» **RECORDS TO PROCESS**

-- Opening Marker --

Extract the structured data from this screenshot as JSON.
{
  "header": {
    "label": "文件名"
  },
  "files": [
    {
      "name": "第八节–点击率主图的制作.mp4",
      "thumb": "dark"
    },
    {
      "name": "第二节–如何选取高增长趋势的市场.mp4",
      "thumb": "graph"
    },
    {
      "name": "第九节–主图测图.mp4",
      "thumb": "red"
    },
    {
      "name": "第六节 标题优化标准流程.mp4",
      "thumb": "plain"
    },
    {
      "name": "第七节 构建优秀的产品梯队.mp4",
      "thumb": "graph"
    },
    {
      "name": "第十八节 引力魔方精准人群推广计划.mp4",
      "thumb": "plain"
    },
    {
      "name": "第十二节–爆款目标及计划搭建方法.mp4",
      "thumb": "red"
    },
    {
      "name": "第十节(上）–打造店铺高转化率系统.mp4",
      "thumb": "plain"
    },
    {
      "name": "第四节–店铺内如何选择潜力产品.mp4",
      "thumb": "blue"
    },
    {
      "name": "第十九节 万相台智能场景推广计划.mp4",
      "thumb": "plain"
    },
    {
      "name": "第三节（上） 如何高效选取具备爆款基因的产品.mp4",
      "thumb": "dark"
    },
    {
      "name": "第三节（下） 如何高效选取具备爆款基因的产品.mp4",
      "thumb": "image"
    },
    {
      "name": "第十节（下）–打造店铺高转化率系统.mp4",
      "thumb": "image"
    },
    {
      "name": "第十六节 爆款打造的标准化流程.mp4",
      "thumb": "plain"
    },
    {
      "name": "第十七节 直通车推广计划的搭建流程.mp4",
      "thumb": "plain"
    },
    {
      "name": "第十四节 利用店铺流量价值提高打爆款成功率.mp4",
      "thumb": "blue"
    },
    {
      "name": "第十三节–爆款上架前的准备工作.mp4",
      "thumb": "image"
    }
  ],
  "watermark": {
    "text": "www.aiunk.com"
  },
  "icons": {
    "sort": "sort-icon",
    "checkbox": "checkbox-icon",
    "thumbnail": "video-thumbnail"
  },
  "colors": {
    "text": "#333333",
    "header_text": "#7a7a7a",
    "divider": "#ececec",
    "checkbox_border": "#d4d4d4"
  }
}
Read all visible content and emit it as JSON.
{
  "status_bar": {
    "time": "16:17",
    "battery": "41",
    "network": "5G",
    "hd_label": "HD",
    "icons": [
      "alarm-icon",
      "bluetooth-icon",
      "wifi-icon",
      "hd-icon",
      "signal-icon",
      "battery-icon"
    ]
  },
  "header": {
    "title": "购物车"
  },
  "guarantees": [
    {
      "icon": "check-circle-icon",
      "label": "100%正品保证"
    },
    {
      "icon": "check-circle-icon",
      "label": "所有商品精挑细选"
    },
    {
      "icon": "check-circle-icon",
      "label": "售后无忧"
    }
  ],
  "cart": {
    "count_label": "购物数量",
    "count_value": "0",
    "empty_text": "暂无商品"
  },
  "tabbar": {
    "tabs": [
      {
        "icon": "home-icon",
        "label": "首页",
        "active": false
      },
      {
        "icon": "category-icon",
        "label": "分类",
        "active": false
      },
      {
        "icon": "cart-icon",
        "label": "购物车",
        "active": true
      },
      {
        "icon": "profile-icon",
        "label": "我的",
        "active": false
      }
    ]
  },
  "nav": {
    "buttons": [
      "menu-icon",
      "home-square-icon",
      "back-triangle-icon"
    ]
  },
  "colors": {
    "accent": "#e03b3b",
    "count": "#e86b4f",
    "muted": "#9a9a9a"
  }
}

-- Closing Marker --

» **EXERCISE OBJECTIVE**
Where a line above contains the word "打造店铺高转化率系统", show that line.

» **ANSWER TO THE EXERCISE**
      "name": "第十节(上）–打造店铺高转化率系统.mp4",
      "name": "第十节（下）–打造店铺高转化率系统.mp4",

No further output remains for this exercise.